STRANGE BUT TRUE- Manwich: People cook slower than cows
Q. Turn on a huge oven, put in a slab of beefsteak and a human being, and which cooks faster? –J. Child
A. In one of the bizarrer experiments ever, the above was actually tried, says Arizona State University climatologist Randy Cerveny in Freaks of the Storm: The World's Strangest True Weather Stories. It was 1775, and Scottish physician George Fordyce set out to determine how hot a temperature a man could survive. So he created a series of rooms, the hottest of them heated by flues in the floor and by pouring upon it boiling water. The heat eventually became so great that all the scientists' thermometers broke except one. As one of the researchers later recorded, "Men remained in Fordyce's heated rooms at 260 degrees F for 15 minutes, without any noteworthy rise in body temperature, while a beefsteak was nicely cooked in 13 minutes."
The secret was the men were touched only by the likely very dry hot air, which conducts heat poorly, whereas the meat was on hot metal, which transfers its heat readily. That explains why you can briefly reach your hand into an oven where you're baking a cake, but you better not touch the metal shelf.
But heatstroke is a real risk, so don't try any of this!
Q. If ever a physicist were needed to quiet a comic book controversy, it's over what killed Spider-Man's girlfriend, Gwen Stacy, on her fall off the George Washington Bridge after her abduction by the villainous Green Goblin. Was it the fall that killed her, or Spider-Man's webbing that caught her before she hit the water? –G. Hornet
A. When Spider-Man reeled Gwen back to the top of the bridge, he was shocked to discover she was dead, says James Kakalios in The Physics of Superheroes. "She was dead before your webbing reached her!" the Goblin taunted. "A fall from that height would kill anyone– before they struck the ground!"
But if this were true, how do paratroopers and skydivers survive? To determine the web forces acting on Gwen, assume she had fallen about 300 feet, speeding up due to gravity to nearly 95 mph. Once snagged by Spidey's webbing, she quickly goes from 95 to 0 mph. Though the webbing is elastic, the time available to slow her descent is short. If she weighs 110 and her stopping time is 0.5 second, then the webbing applies 970 pounds to break her fall, or nearly 9 times her weight, or 9 g's.

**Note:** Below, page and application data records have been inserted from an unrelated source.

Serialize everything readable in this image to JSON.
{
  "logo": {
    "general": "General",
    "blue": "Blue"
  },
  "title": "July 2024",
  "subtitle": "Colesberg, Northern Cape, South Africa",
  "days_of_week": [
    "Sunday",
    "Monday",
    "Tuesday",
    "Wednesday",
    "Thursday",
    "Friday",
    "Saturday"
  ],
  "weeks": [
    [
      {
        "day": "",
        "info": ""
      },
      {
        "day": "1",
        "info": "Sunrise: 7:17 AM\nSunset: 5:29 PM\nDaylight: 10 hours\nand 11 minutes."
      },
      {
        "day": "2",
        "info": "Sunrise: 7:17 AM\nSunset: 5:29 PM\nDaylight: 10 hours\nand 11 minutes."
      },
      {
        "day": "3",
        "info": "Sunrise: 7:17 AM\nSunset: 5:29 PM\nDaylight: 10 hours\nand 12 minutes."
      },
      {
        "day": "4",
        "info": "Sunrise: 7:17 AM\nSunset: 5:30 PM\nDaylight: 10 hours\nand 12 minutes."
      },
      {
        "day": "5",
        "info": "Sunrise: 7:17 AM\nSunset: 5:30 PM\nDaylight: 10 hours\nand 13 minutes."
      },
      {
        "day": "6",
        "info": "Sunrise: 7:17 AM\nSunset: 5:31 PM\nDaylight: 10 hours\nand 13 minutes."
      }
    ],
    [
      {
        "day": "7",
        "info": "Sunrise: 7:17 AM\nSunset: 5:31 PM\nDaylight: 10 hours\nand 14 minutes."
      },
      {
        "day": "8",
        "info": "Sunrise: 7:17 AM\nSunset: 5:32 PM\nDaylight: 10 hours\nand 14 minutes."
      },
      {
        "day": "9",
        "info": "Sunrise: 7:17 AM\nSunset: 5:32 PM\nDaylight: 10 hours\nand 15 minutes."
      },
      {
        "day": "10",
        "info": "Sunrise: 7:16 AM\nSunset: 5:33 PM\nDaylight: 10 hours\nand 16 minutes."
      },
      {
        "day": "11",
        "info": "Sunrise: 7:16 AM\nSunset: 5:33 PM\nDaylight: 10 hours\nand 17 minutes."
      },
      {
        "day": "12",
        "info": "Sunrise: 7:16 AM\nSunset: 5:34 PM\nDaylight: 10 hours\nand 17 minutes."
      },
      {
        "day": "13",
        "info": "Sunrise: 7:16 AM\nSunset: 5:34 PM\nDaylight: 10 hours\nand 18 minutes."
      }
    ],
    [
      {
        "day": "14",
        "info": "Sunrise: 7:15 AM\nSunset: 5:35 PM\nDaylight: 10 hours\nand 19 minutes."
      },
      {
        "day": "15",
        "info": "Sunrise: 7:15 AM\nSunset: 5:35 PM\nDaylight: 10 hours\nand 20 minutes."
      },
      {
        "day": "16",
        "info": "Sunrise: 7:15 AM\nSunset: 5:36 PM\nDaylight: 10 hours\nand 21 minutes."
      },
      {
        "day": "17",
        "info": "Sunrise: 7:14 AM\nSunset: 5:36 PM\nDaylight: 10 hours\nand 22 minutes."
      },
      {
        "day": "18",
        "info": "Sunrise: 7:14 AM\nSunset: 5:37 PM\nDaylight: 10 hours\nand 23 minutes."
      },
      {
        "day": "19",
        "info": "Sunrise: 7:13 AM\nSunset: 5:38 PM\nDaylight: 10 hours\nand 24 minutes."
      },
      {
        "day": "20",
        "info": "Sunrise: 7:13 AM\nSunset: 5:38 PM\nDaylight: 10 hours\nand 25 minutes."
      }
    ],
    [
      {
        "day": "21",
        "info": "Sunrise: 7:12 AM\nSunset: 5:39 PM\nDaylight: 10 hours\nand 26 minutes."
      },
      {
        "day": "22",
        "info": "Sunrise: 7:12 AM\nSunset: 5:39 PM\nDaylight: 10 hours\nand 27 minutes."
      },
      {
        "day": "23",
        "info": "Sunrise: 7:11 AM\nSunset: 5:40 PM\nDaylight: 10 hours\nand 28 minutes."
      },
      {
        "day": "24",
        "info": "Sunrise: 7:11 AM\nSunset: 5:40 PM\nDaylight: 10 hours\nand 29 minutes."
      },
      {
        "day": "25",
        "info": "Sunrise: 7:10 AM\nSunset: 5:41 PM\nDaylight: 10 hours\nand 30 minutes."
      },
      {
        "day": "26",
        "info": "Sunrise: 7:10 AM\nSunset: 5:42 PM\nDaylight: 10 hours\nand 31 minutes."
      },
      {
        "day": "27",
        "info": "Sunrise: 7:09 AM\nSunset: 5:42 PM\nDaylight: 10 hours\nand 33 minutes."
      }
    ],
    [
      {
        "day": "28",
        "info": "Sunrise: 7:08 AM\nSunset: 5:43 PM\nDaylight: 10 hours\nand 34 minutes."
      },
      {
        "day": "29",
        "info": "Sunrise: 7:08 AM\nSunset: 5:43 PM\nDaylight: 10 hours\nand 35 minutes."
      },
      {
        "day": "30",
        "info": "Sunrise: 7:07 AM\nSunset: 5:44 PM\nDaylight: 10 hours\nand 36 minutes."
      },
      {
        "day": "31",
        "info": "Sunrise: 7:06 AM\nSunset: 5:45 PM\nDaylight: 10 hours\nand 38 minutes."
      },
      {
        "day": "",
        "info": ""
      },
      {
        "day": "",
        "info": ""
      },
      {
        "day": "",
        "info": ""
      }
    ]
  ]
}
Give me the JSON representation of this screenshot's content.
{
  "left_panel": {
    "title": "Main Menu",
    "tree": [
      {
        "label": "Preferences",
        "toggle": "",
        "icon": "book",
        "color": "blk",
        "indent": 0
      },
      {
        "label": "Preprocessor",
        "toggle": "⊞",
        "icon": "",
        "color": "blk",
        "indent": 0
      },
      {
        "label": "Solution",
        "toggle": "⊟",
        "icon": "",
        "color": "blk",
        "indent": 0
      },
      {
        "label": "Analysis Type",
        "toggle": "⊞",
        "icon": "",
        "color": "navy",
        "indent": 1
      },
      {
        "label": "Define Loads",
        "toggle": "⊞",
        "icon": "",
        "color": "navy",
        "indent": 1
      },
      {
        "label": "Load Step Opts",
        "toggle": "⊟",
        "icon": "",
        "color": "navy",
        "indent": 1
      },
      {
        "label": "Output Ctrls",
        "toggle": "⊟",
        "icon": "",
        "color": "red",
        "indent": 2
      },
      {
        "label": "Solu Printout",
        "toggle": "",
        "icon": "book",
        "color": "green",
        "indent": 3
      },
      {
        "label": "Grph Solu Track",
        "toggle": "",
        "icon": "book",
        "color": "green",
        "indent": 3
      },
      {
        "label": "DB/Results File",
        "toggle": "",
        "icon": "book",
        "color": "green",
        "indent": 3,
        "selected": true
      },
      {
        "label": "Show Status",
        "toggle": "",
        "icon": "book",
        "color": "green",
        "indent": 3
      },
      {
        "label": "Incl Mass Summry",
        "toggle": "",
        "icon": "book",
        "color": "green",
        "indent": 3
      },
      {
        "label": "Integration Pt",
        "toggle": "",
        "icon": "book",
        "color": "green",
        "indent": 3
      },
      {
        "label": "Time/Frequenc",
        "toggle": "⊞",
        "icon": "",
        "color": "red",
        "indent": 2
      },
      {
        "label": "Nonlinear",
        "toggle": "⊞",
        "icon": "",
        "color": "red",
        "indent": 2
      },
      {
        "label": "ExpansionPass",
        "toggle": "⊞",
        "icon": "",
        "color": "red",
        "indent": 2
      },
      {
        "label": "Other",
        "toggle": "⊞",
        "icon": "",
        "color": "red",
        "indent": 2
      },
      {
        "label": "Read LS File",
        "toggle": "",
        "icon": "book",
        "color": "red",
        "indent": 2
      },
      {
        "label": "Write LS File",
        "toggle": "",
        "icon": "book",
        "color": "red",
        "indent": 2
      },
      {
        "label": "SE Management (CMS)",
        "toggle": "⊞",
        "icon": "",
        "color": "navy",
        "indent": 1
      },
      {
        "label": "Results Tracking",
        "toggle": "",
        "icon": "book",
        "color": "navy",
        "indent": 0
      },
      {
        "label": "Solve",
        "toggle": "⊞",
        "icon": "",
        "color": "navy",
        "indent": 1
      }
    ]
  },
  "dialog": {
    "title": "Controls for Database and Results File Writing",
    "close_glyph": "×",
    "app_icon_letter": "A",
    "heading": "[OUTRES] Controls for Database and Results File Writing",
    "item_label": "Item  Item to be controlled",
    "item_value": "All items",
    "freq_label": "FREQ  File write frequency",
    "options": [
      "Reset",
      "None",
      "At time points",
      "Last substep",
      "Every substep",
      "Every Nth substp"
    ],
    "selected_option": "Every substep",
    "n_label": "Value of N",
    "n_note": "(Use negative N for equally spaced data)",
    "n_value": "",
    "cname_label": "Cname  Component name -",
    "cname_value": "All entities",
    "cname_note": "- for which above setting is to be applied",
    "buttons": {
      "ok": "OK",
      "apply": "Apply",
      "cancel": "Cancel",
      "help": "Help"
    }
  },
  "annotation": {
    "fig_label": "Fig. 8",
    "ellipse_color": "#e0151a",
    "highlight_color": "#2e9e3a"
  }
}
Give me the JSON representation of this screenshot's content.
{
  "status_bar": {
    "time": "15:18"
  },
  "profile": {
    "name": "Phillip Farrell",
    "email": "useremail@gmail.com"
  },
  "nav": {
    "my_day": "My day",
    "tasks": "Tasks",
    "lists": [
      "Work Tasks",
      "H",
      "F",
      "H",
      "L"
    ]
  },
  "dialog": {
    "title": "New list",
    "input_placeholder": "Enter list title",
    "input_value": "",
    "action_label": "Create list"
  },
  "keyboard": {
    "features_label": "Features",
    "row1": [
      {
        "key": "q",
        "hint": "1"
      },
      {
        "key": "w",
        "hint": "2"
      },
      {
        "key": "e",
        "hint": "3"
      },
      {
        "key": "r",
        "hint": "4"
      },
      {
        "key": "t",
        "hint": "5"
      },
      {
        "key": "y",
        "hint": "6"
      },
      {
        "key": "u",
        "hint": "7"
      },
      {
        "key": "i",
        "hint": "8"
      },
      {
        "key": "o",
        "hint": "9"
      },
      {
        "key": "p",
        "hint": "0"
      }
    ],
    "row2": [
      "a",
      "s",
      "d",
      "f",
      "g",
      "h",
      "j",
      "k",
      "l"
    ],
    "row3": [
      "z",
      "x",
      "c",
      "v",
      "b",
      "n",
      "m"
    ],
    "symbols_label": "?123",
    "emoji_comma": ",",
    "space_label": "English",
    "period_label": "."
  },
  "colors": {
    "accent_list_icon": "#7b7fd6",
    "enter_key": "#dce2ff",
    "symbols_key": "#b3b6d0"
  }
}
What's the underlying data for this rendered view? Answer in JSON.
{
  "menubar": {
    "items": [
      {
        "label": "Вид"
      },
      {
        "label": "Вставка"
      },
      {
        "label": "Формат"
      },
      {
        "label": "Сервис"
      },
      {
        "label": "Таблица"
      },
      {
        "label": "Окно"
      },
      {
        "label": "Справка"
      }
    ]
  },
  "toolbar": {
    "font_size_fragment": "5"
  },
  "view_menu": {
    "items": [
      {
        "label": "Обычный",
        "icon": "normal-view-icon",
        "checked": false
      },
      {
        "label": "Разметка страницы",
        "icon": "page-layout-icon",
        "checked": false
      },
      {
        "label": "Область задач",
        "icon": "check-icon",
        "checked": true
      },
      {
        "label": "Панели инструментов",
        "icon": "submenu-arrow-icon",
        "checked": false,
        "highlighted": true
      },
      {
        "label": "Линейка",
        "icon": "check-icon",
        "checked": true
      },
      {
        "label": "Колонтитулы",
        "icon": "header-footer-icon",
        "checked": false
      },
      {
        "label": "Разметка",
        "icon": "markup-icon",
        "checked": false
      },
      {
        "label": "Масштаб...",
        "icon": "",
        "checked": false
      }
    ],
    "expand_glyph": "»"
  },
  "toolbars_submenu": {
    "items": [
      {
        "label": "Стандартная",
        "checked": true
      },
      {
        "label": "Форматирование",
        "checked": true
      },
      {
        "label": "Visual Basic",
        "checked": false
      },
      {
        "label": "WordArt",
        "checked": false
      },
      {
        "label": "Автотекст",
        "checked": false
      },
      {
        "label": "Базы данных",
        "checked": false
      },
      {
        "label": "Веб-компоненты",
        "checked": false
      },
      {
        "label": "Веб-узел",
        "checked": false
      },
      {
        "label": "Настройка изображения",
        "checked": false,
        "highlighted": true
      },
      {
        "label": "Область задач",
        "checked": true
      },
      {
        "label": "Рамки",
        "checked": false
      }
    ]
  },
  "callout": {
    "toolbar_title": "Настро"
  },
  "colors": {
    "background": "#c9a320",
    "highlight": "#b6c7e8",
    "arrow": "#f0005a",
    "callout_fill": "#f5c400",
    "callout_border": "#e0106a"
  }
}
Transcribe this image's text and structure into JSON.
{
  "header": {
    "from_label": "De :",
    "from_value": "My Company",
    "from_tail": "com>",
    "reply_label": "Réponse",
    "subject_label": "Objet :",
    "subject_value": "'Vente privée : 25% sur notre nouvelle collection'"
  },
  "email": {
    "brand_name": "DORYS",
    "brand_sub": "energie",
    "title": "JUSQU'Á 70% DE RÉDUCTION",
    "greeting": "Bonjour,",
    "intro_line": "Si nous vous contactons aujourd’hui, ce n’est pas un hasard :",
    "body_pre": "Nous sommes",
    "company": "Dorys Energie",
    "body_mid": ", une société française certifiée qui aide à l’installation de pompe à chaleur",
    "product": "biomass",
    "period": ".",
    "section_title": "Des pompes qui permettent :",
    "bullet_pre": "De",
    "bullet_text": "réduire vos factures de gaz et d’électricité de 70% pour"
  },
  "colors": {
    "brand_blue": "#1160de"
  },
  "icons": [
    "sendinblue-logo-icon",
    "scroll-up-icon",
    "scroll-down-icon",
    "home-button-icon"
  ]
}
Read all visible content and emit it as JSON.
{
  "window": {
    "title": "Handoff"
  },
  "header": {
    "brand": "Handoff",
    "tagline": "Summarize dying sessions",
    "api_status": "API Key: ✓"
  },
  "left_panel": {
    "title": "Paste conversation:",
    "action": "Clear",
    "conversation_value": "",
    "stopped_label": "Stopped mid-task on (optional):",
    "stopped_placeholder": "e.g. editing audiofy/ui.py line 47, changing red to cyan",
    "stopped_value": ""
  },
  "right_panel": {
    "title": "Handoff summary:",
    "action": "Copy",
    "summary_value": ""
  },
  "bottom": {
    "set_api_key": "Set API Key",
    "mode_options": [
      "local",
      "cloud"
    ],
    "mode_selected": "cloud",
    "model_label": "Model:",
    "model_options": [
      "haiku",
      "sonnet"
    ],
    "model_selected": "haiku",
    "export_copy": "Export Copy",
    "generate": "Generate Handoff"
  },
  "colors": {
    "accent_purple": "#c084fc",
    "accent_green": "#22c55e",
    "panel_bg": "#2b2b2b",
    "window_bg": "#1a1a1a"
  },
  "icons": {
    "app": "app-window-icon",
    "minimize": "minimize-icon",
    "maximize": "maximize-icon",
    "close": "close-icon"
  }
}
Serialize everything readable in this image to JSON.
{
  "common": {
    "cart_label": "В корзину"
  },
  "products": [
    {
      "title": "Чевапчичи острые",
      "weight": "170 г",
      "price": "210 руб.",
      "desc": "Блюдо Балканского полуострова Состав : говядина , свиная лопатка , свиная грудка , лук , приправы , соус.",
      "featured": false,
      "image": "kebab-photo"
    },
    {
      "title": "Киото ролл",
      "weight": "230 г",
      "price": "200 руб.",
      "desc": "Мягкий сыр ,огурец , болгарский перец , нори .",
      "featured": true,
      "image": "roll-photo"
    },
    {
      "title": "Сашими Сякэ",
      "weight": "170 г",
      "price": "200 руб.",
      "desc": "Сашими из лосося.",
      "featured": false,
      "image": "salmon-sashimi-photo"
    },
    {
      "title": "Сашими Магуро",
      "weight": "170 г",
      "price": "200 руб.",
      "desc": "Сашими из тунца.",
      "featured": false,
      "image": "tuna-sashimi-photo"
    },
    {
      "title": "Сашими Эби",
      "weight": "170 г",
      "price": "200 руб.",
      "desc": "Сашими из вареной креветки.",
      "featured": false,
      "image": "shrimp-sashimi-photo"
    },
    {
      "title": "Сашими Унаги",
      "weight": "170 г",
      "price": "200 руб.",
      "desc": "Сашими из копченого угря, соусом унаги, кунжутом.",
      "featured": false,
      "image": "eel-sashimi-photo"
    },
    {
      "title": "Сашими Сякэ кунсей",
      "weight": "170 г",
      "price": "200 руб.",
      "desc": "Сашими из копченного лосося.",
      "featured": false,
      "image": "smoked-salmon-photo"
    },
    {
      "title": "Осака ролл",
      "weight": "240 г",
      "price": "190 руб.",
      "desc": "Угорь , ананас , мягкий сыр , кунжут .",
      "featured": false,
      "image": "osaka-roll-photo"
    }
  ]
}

Traveling at that speed and stopping that fast, there is little difference between hitting the webbing and the water, says Kakalios. In contrast, bungee jumpers allow their cord to stretch for many seconds. There have been cases of people surviving 9 g's, but typically suicide victims who jump from bridges die not of drowning but from broken necks, Gwen's likely not-too-comic fate.
May the controversy rest in peace.
Q. You know about synonyms, or two different words with the same meaning. So what are trinonyms? Three different words with the same meaning, wouldn't you guess? –J. Brinkley
A. You'd be on the right track, though "trinonym" has a more specific meaning than that and is more fun. Clue: kittycat is an example, as is taxicab. More clues: taperecord, bathtub, choochootrain, sumtotal, tincan, forefront, bunnyrabbit, ratfink, puppydog, sodapop, moocow, oleomargarine. No doubt you're clued in by now– trinonyms are pairs of compounded words each of which individually means the same as the full compound word.
Q. It's not hard to fathom the white knuckles, throwing up or wetting one's pants. But why might a roller coaster rider's white face turn green? –G. W. Ferris
A. The extreme fright and stress adrenaline overload shrink the blood vessels, freeing up blood for the heart and muscles as part of the body's "fight or flight" response, says the Mad Scientist Network. This drains blood from the face. Bloodless facial skin appears yellowish and thin, letting the blue of the veins show through. So the yellowish look of bloodless skin + the bluish tinge of show-through veins = the greenish specter of the face of a coaster zombie.
Send Strange questions to brothers Bill and Rich at firstname.lastname@example.org.